GOAL OF THE EXERCISE:
Tally every line in the listing that holds the string "this", then state the total and nothing more.

DATASET CONTENT:

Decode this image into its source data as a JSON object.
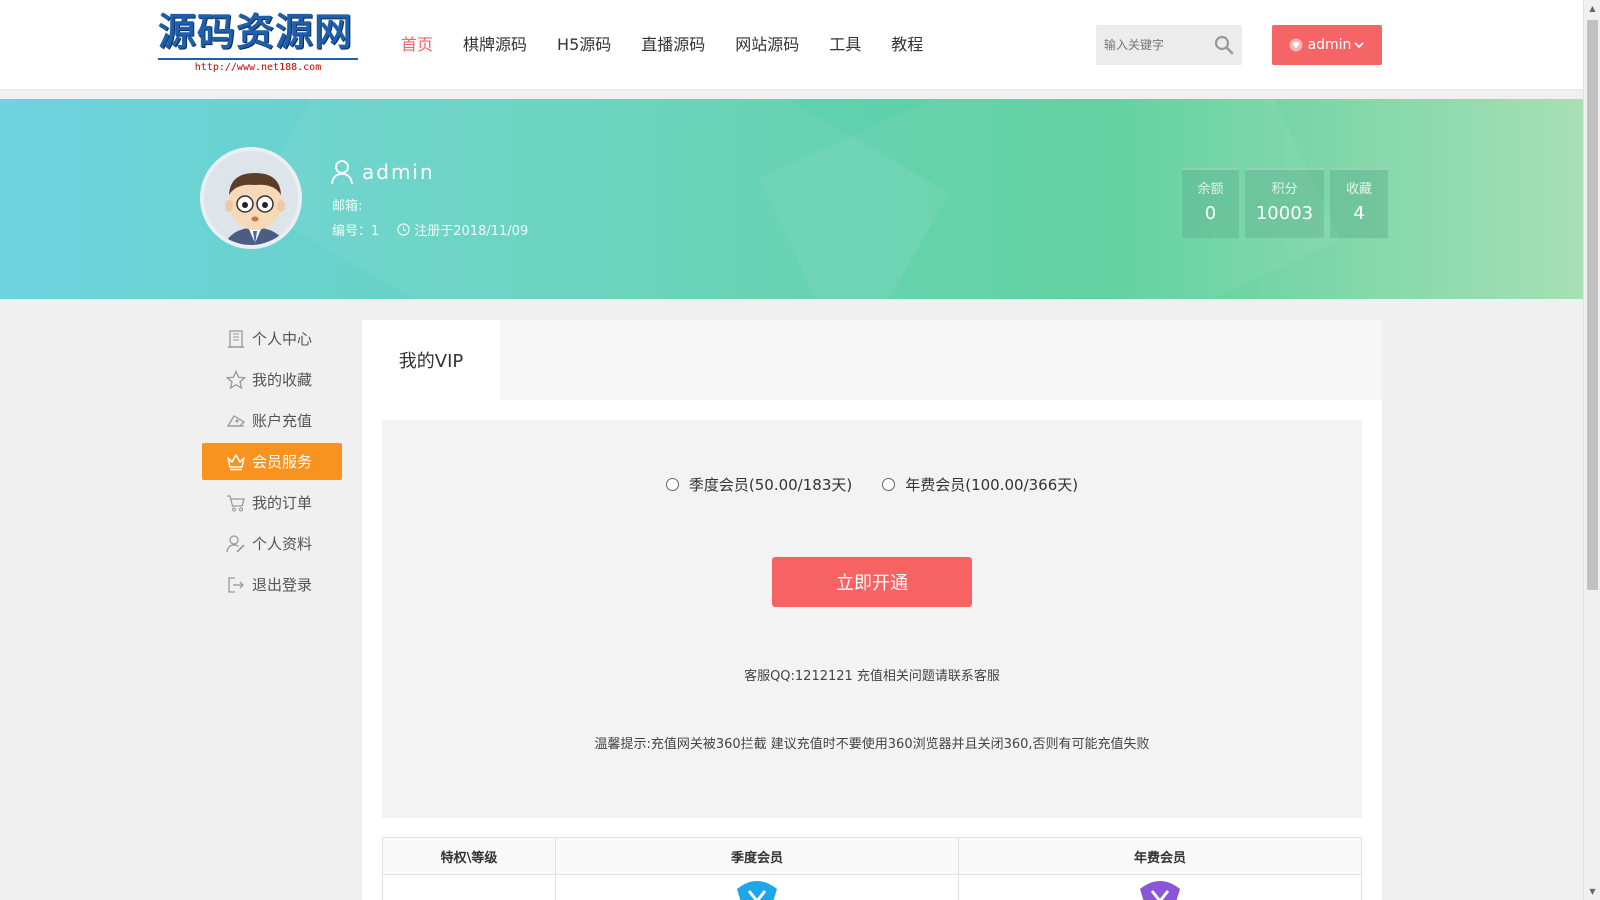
{
  "header": {
    "logo": {
      "main": "源码资源网",
      "url": "http://www.net188.com"
    },
    "nav": [
      "首页",
      "棋牌源码",
      "H5源码",
      "直播源码",
      "网站源码",
      "工具",
      "教程"
    ],
    "active_nav": "首页",
    "search": {
      "placeholder": "输入关键字",
      "icon": "search-icon"
    },
    "user_button": "admin",
    "accent_color": "#f56565"
  },
  "profile": {
    "username": "admin",
    "email_label": "邮箱:",
    "id_label": "编号：1",
    "register": "注册于2018/11/09",
    "stats": [
      {
        "label": "余额",
        "value": "0"
      },
      {
        "label": "积分",
        "value": "10003"
      },
      {
        "label": "收藏",
        "value": "4"
      }
    ]
  },
  "sidebar": {
    "items": [
      {
        "label": "个人中心",
        "icon": "building-icon"
      },
      {
        "label": "我的收藏",
        "icon": "star-icon"
      },
      {
        "label": "账户充值",
        "icon": "wallet-icon"
      },
      {
        "label": "会员服务",
        "icon": "crown-icon",
        "active": true
      },
      {
        "label": "我的订单",
        "icon": "cart-icon"
      },
      {
        "label": "个人资料",
        "icon": "user-edit-icon"
      },
      {
        "label": "退出登录",
        "icon": "logout-icon"
      }
    ],
    "active_color": "#f7931e"
  },
  "main": {
    "tab": "我的VIP",
    "options": [
      "季度会员(50.00/183天)",
      "年费会员(100.00/366天)"
    ],
    "open_button": "立即开通",
    "qq_text": "客服QQ:1212121 充值相关问题请联系客服",
    "tip_text": "温馨提示:充值网关被360拦截 建议充值时不要使用360浏览器并且关闭360,否则有可能充值失败",
    "table": {
      "headers": [
        "特权\\等级",
        "季度会员",
        "年费会员"
      ]
    }
  }
}
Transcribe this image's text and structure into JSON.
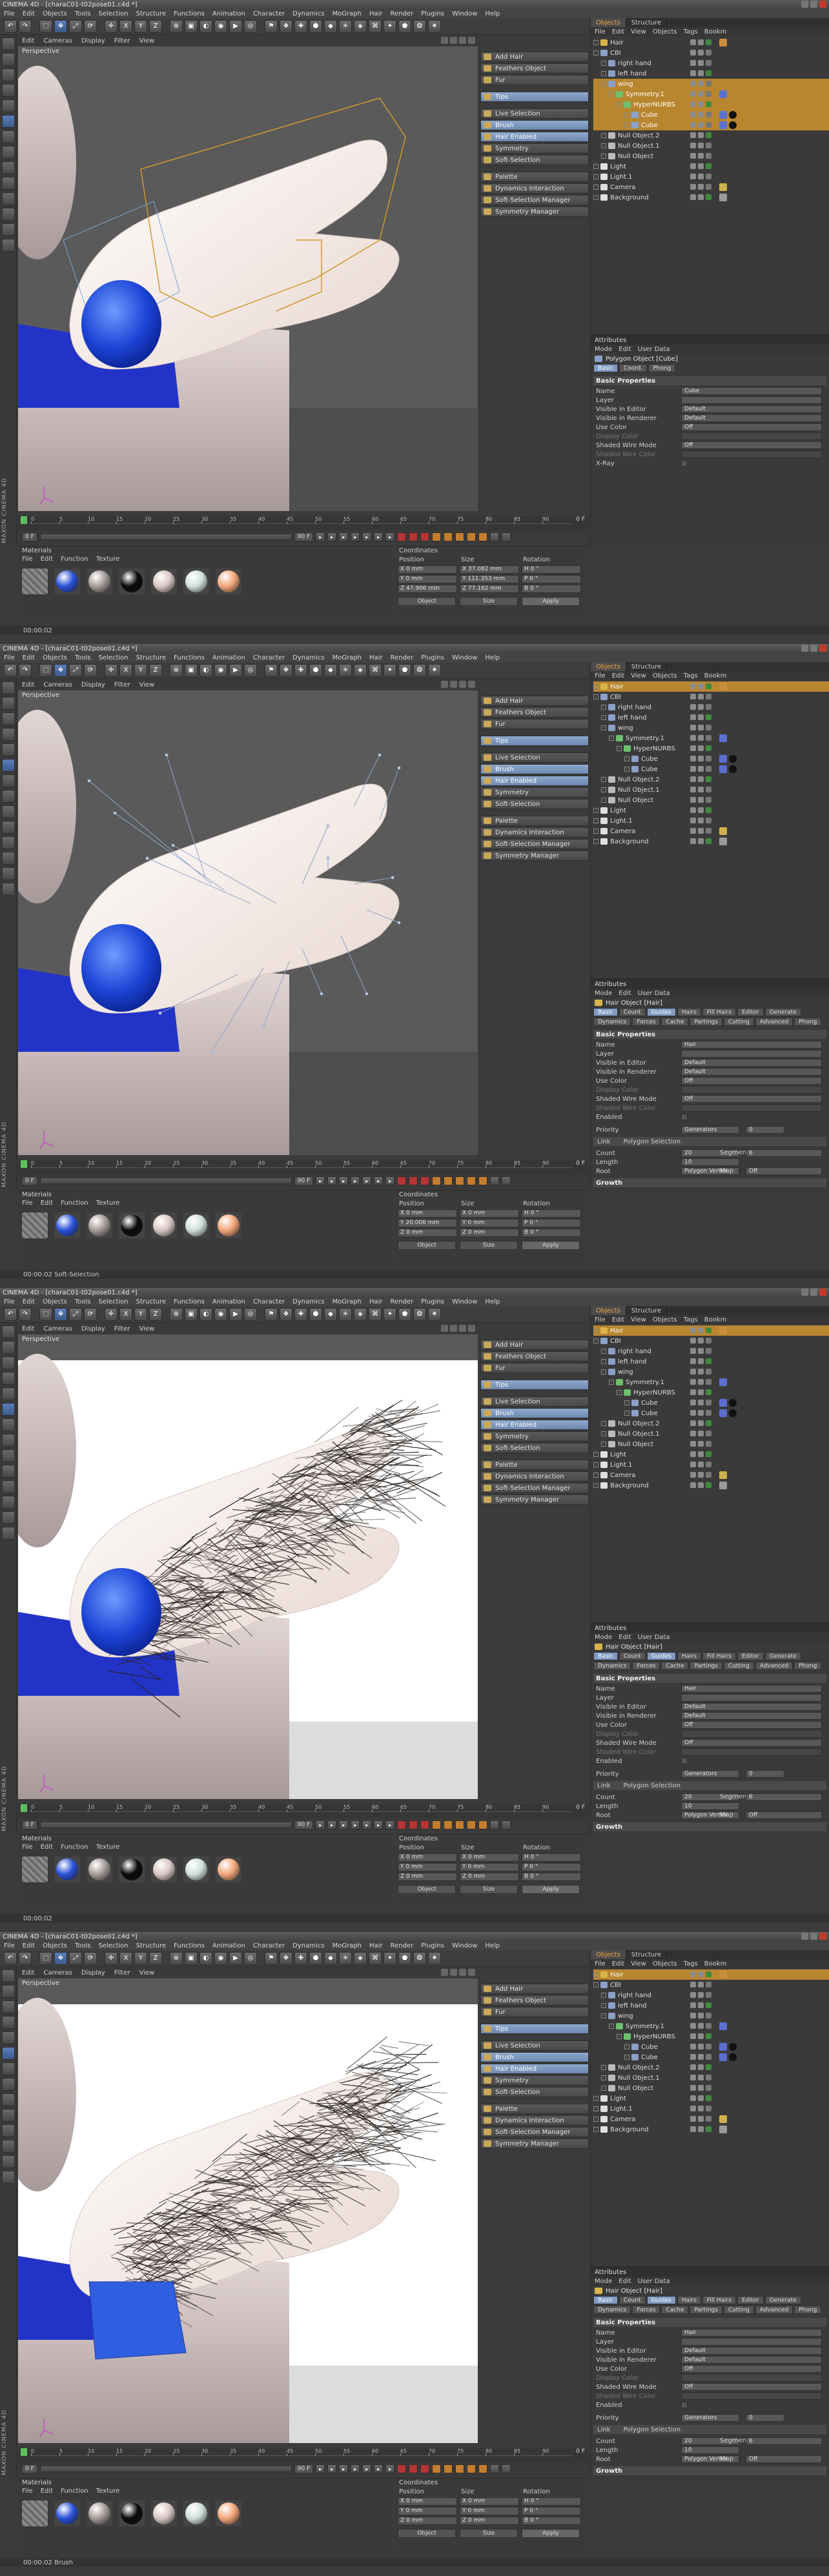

TASK RESPONSE:
2